“Image of Aleppo Boy Shocks World.”
That was the main headline of Friday’s daily Hamodia, appearing above a photo of a residential area in Aleppo, Syria, that was badly damaged by an airstrike, and an inset of stunned and weary-looking five-year-old Omran Daqneesh, caked in dust and with blood on his face, sitting in an ambulance after being pulled from the rubble.
In an age of instantaneous communication, within hours after a photographer snapped this powerful image capturing the horror that has beset the war-torn city, it had been seen by millions across the globe and appeared in news outlets throughout the Western world.
While this photo, which is already being referred to as iconic, has certainly managed to highlight and underscore the human suffering of the five-year-old civil war that shows no signs of abating, it appears unlikely that it will manage to galvanize the international community into doing something constructive to halt the bloodshed that has taken some 290,000 lives and displaced millions.
Although it is possible that something positive — at least in the realm of securing more humanitarian assistance — will come out of the widespread dissemination of this photo, there is something very disturbing about the actions of Mahmoud Raslan, the photographer who took it, and the culture which it represents.
In an article published by The Syria Campaign, an organization that describes itself as an “independent advocacy group campaigning for a peaceful and democratic future for Syria,” Raslan describes the sequence of events leading up to the taking of this picture.
“I live just 300 metres from the attack. Just after 7 p.m., following the evening prayers, we heard the explosions. I rushed there with three other media activists. The first thing I saw was three bodies on the ground being carried into an ambulance. Those were the neighbours of Omran’s family. The building was totally destroyed — all six floors were now rubble.
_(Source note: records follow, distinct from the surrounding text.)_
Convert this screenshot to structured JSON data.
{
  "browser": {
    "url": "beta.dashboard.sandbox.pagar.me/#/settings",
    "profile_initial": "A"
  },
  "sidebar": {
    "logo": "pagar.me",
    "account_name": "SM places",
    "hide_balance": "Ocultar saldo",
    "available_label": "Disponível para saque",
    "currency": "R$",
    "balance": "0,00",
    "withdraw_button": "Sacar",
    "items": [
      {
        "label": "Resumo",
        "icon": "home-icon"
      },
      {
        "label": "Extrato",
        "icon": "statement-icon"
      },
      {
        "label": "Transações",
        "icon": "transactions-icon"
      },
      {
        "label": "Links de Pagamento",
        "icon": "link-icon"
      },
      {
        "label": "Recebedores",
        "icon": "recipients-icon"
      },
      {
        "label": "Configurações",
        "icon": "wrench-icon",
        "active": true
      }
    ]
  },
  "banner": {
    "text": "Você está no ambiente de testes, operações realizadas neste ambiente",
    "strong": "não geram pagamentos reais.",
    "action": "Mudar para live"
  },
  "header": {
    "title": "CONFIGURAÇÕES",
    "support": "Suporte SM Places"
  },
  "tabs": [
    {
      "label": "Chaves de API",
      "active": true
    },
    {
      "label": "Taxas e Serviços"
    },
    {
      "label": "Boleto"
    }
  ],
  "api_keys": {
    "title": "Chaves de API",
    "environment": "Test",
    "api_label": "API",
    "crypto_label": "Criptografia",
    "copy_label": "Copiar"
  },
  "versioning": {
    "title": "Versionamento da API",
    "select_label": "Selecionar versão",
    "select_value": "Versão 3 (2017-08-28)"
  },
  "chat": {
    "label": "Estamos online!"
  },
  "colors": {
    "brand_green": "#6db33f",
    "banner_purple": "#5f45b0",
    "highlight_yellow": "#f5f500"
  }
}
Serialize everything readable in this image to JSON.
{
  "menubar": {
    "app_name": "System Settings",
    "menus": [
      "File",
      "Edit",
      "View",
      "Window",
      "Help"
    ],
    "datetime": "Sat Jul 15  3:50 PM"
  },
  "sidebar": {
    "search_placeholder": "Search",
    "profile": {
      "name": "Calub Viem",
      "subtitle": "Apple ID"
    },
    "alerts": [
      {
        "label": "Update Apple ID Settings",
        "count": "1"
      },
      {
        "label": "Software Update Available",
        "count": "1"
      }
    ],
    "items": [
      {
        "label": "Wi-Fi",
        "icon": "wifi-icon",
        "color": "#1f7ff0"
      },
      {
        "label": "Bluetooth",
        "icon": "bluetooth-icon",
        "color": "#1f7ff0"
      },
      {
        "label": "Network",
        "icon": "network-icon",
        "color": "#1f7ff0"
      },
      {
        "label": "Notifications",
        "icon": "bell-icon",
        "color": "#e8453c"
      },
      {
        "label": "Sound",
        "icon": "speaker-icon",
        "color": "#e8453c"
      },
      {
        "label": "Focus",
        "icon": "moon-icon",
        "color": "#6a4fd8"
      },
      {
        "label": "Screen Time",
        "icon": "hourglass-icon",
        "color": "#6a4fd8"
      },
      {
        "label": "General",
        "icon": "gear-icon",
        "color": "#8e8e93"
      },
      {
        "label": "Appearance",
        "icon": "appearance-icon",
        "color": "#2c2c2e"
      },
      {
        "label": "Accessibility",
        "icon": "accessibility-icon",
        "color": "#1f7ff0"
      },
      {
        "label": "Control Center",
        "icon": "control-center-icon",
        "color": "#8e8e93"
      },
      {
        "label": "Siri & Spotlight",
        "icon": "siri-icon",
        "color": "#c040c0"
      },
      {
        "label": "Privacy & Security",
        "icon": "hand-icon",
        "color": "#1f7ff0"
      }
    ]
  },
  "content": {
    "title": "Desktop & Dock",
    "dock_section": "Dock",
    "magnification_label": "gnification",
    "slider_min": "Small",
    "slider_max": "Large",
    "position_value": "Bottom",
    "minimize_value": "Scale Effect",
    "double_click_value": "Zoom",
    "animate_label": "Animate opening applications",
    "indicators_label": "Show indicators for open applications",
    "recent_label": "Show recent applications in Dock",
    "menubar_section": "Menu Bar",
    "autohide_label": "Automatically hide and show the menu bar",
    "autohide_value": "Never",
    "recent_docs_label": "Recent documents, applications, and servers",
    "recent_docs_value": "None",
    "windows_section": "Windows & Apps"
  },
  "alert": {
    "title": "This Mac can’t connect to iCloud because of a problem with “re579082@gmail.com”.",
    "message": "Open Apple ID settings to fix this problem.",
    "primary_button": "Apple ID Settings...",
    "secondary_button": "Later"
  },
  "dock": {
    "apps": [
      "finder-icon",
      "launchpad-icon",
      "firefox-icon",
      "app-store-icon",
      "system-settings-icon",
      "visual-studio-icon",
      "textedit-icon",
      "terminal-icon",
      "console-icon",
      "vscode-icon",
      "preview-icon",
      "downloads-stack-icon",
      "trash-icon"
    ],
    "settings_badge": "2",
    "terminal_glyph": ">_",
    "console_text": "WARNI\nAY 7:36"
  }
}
“Then I looked up to see another building half destroyed — Omran’s house. The White Helmet rescue workers climbed the stairs of a building nearby as the stairs at Omran’s house were destroyed. I joined in to help. The first survivor they picked up was Omran and I took my camera and started filming. I found out later that he is just four years old.
“It was too dark for good footage but I continued to film and followed him. The White Helmet carried the boy to the ambulance and laid him on the chair. I kept filming. It was then that I realized how traumatized the boy was and I changed the camera from filming to take a still picture. The tears started to drop as I took the photo. It is not the first time I’ve cried. I have cried many times while filming traumatized children. I always cry. We war photographers always cry…”
The fact that Mr. Raslan, who, living in Aleppo, has presumably seen more than his share of horrific war scenes, is still shedding tears is commendable. But after stating that he joined the “White Helmets” — a volunteer civil defense group in order to “help,” one has to wonder why he felt that the most appropriate way to assist this injured child was — despite the darkness — to film him.
Photojournalists can play an important role in informing a sometimes skeptical public about what is really transpiring in war zones, but there is something very crass and troubling about joining a rescue team in order to take pictures of injured civilians.
This problem goes far beyond Aleppo or other battlegrounds.
In an age of cell phones that double as cameras, it is commonplace in every conceivable emergency situation for bystanders, instead of trying to get help, to whip out a device and either film or shoot pictures — which they promptly post to social media groups without giving even a passing thought to the consequences of their actions. While it is extremely rude and distasteful to stare at someone who has been injured, taking and disseminating photographs of such a scene without permission is an unforgivable moral failure.
The fact that we live in an era that has dispensed with the most fundamental notions of decency and humanity, and are surrounded by a culture which proclaims that all that matters is who posts what the fastest, does not in any way dilute our responsibility to remember our obligations to act in a matter that befits human beings, which includes an obligation to exhibit genuine caring and extra sensitivity at all times to the feelings of others.
After Raslan photographed Omran Daqneesh, he watched as the White Helmets team continued to rescue the other family members.
Omar’s 11-year-old sister turned to Raslan with a simple request.
“Please don’t film.”
Raslan turned off his camera — and so should would-be photographers everywhere.